“That is why I believe the time is right to use targets to achieve gender balance on our public and private boards, and in other key areas of our national life.”
She said achieving greater gender equality in the workplace was “one of the most important ways in which we can increase economic growth” and added: “That’s why as part of wider efforts to reduce economic inequality, I set a challenge to all public, private and third-sector bodies to get a 50:50 gender split on boards by 2020.
“Yes, that’s a target, and some may call it a quota, but how can anyone criticise efforts that seek to ensure that our public bodies and businesses use all of the talent available to them? It’s good for society and, crucially, it’s good for the economy.”
But Tory MSP Liz Smith said there was no need to set targets for the number of women in senior positions, either in politics or in business.
In a piece for the Mail on Sunday, Ms Smith insisted: “It’s not necessary in politics and I don’t think it’s necessary elsewhere either.”
The Conservative MSP said she “fundamentally” disagreed with any suggestion that half of all representatives at Holyrood should be female.
“I believe any elected members, of whatever level of government, should be there on merit and not because of his or her gender, or indeed any other criteria such as race or social background,” she stated.
Ms Smith pointed out both the SNP and the Scottish Conservatives have female leaders - Ms Sturgeon and Ruth Davidson - while Scottish Labour has elected a female deputy leader Kezia Dugdale.
She added: “Exactly what evidence is there that Holyrood is failing to do its job properly in terms of representing the voters because we do not have 50:50 representation of men and women?

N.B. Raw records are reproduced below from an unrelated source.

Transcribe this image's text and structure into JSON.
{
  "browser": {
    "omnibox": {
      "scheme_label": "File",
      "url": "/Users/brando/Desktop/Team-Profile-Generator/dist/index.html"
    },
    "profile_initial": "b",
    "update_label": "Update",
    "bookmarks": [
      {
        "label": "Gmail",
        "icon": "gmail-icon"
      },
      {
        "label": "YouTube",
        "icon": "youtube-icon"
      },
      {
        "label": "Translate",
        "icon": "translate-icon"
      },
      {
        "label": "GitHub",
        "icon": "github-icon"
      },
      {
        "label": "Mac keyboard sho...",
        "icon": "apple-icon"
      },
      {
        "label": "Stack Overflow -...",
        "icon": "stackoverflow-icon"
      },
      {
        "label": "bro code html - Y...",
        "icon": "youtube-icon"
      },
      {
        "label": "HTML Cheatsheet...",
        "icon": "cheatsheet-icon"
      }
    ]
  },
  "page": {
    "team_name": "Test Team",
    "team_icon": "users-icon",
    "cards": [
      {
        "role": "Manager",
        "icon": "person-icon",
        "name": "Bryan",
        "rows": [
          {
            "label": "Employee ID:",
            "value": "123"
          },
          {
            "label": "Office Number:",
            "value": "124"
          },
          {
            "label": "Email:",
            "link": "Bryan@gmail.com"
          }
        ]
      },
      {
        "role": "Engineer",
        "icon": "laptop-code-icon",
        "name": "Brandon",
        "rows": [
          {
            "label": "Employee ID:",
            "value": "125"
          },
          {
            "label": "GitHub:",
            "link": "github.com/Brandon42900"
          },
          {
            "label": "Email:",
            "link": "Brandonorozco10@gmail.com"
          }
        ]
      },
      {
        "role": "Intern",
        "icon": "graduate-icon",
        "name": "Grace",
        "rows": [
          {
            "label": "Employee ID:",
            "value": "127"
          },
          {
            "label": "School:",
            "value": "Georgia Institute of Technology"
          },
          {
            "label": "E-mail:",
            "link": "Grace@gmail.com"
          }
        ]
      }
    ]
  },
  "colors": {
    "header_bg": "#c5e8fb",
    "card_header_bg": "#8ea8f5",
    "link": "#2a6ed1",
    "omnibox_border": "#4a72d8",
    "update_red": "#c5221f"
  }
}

“If there was a satisfactory answer then maybe a case could be made for change, but I don’t believe that evidence exists.”